Gastronomic Spain: from Street Food to Michelin Restaurants 

Gastronomic Spain: from Street Food to Michelin Restaurants 
Photo by Douglas Lopez on Unsplash

ExecutiveChronicles | Gastronomic Spain: from Street Food to Michelin Restaurants | Hola, traveler! The cuisine is an inseparable part of any country, and it is highly important to its identity, so it is essential to try out something once you go abroad. And, while talking of Spain, there is a vast variety of choices, ranging from street food to top 5-star restaurants! Get ready to try out new flavors and the most interesting food choices. Let’s find out more about gastronomic Spain! 


Churros are a worldly-known dessert you can get in most countries. However, the best ones are made on the streets of Spain! 

There are plenty of trolleys and foot trucks offering creamy, sugary Churros you can dip in hot chocolate and carry on with your walk. While it is not reduced to strictly Spain, as we said, we still recommend giving it a chance. Maybe you will spot a difference between the ones you already tried and the ones that are authentic to Spanish cuisine! 


The traditional Spanish stew is available in any food court you can find. That includes both street food trolleys and Michelin restaurants. However, the dish originally comes from Valencia, so if your journey takes you there, keep that in mind and look for the best restaurant that serves Paella!

You can eat the spicy rice meal with chicken, seafood, or vegetables. Combine it with the best Spanish wine or ice-cold Sangria, and you have yourself a feast! 

Turron de Alicante

If you take up our advice about Paellas in Valencia, we suggest jumping on Valencia to Alicante train and trying out their traditional dessert – Turron de Alicante! 

The snack is a nougat confection, typically made of honey, sugar, and egg white, with toasted almonds or other nuts. They are usually formed into rectangular tablets or rounded into shapes resembling cake. Turron de Alicante is a delicious, sweet snack you can have after dinner or as a snack, and if you cannot try them out in their motherland, Alicante, you could probably find them in any other city, either on the streets or at top-quality restaurants. Though, these might be a bit fancier! 


The Spanish take on usual European kebabs, Pinchitos is one of the most favored snacks in the country!

Made of chicken or lamb, Pinchitos are a frequent item on the menu in any of the Spanish tapas bars, so you can find them pretty easily. They are served hot and spicy, so you might want to pair them with Stella Artois beer or any other cold drink. The meat is very well-done and marinated in olive oil with herbs and spices. Absolutely delicious!

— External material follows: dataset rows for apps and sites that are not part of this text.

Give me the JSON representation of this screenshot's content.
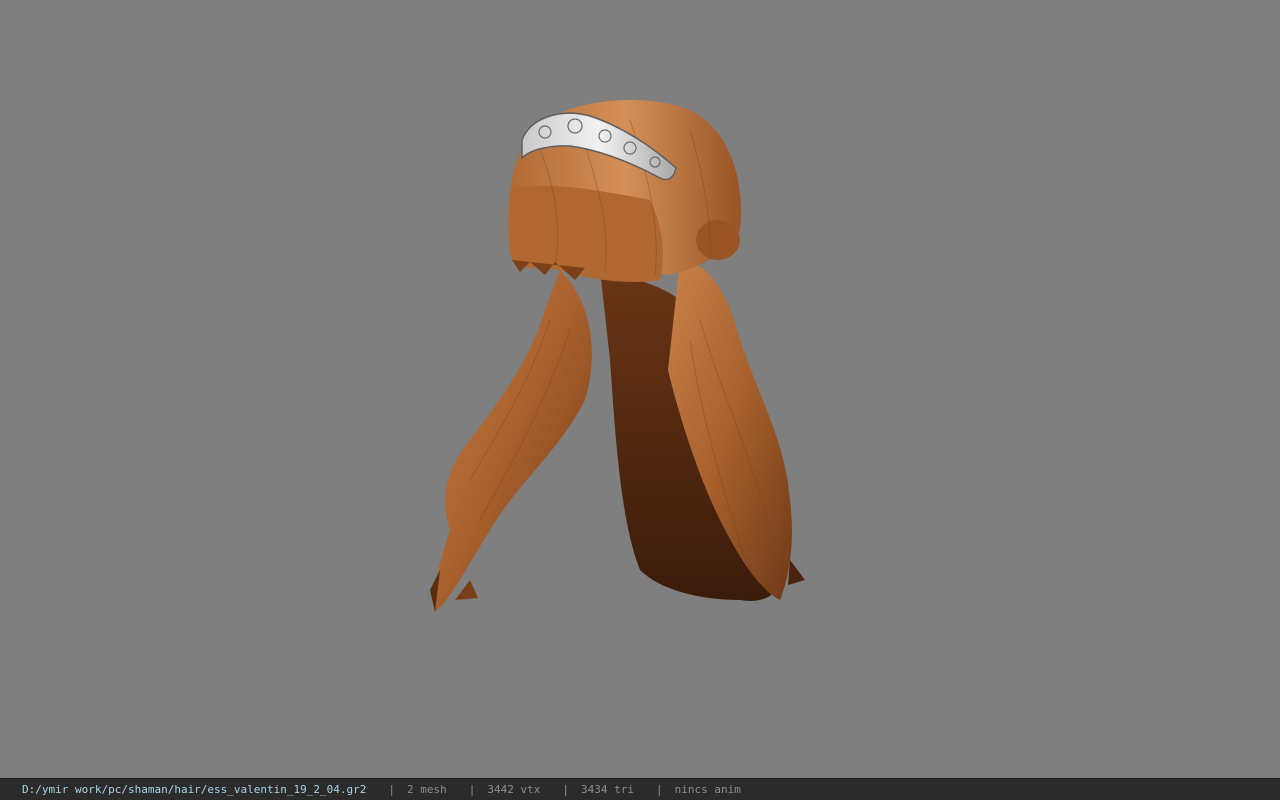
{
  "viewer": {
    "background_color": "#7f7f7f",
    "model_icon": "hair-model-icon"
  },
  "statusbar": {
    "file_path": "D:/ymir work/pc/shaman/hair/ess_valentin_19_2_04.gr2",
    "separator": "|",
    "mesh": "2 mesh",
    "vtx": "3442 vtx",
    "tri": "3434 tri",
    "anim": "nincs anim",
    "path_color": "#a8d4e6",
    "text_color": "#8e8e8e"
  }
}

While Pinchitos is a traditional Spanish street food, you would be surprised how much it is loved in Venezuela! 

Patatas Bravas

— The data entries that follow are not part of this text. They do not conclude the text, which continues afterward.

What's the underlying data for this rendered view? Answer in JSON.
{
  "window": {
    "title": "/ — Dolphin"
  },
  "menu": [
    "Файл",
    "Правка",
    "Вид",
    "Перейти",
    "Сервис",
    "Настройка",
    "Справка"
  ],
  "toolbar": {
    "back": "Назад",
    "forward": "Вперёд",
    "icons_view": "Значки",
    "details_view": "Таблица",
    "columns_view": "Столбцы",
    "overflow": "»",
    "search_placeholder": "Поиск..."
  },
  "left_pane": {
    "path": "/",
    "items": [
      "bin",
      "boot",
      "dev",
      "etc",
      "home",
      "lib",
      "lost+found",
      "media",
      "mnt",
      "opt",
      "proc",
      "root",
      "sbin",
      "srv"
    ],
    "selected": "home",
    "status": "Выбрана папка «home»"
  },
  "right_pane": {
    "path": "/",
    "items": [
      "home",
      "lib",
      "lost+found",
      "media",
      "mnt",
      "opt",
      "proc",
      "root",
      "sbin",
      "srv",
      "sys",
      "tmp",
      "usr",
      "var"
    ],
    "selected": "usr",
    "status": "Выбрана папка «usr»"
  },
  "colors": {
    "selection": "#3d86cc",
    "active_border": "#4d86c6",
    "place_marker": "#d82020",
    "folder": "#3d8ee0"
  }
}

A small dish that is a part of any traditional tapas menu, Patatas Bravas are the so-called brave potatoes, and is favored by every Spaniard, as well as the tourists! But what makes the potatoes so brave? 

Actually, they are given the name because of its spicy sauce, which is quite rare in Spain, as they tend to cook their dishes with mild flavors. 

The potatoes are cubed and fried, so they make for the perfect snack, all crunchy and well-prepared. Dip them in the brave sauce, and there you have a full appetizer before another delicious meal! 

For Patatas Bravas, you do not have to go to a Michelin-star restaurant or even seek out street food trolleys! There is a saying in Spain claiming that the dirtier the bar, the better the bravas! You might want to consider that. 


The tomato soup based in Andalusia is yet another dish that is imperative to try out! It might be hard finding it while roaming the streets, as it is more of a restaurant-type food. For Gazpacho, head to any local cafe.

Its base ingredients are tomatoes, peppers, garlic, bread, and lots of olive oil! Do not be discouraged, though. While the oil is a very frequent ingredient in Spanish cuisine, their food is not greasy, and the olive oil only adds a bit of tang, not the flavor. The fun zing about it is that Gazpacho is not a hot soup we are used to. It is served at room temperature, so be prepared for that first unexpected bite! 

Our main advice for your gastronomic journey is to simply keep an open mind. You will probably come across some unusual flavors and ingredients that may come off a bit weird, but be brave and try out everything you can – you will most likely love it. Have fun and adios! 

Photo by Douglas Lopez on Unsplash